## Dataset excerpts
········

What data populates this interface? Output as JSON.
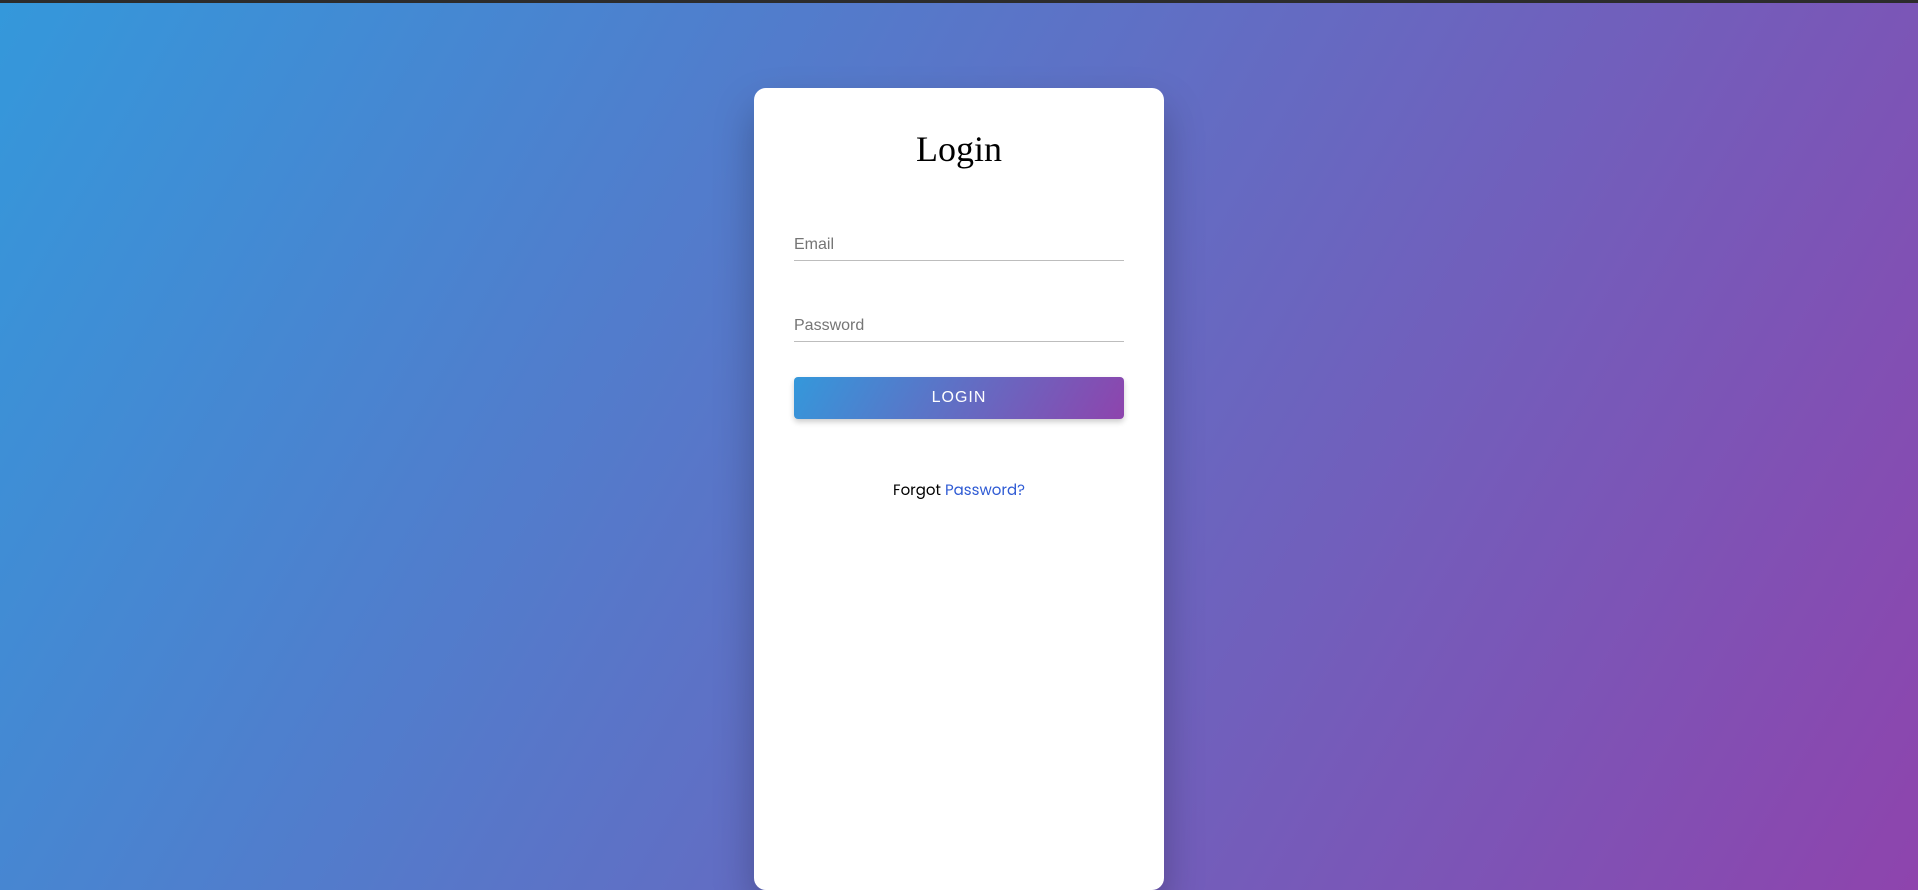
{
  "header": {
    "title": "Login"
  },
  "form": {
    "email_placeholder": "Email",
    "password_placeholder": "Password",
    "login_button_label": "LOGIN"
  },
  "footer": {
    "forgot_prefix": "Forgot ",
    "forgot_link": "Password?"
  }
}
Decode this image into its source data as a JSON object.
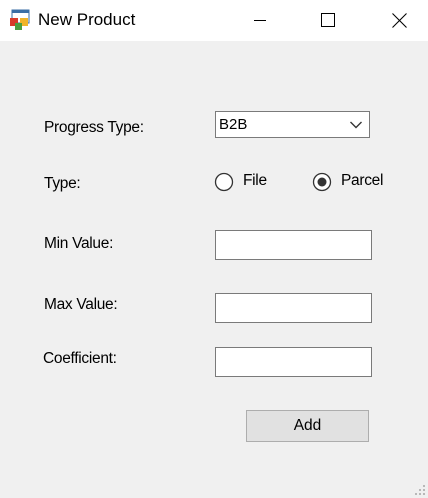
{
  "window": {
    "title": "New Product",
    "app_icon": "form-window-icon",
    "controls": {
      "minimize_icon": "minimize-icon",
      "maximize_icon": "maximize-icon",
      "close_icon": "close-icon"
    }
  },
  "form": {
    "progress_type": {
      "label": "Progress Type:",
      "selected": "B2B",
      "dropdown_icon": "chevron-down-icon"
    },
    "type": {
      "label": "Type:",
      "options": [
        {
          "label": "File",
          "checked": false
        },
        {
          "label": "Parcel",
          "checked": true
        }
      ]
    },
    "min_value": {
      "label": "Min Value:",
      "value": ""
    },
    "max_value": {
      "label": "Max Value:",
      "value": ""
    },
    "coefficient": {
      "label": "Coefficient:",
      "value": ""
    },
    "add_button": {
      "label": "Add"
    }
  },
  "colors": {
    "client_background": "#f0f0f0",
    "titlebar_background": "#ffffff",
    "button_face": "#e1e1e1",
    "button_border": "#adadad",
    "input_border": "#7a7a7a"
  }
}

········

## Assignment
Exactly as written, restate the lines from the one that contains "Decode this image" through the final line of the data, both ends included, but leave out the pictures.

## Solution to this problem
Decode this image into its source data as a JSON object.
{
  "window": {
    "title": "New Product",
    "app_icon": "form-window-icon",
    "controls": {
      "minimize_icon": "minimize-icon",
      "maximize_icon": "maximize-icon",
      "close_icon": "close-icon"
    }
  },
  "form": {
    "progress_type": {
      "label": "Progress Type:",
      "selected": "B2B",
      "dropdown_icon": "chevron-down-icon"
    },
    "type": {
      "label": "Type:",
      "options": [
        {
          "label": "File",
          "checked": false
        },
        {
          "label": "Parcel",
          "checked": true
        }
      ]
    },
    "min_value": {
      "label": "Min Value:",
      "value": ""
    },
    "max_value": {
      "label": "Max Value:",
      "value": ""
    },
    "coefficient": {
      "label": "Coefficient:",
      "value": ""
    },
    "add_button": {
      "label": "Add"
    }
  },
  "colors": {
    "client_background": "#f0f0f0",
    "titlebar_background": "#ffffff",
    "button_face": "#e1e1e1",
    "button_border": "#adadad",
    "input_border": "#7a7a7a"
  }
}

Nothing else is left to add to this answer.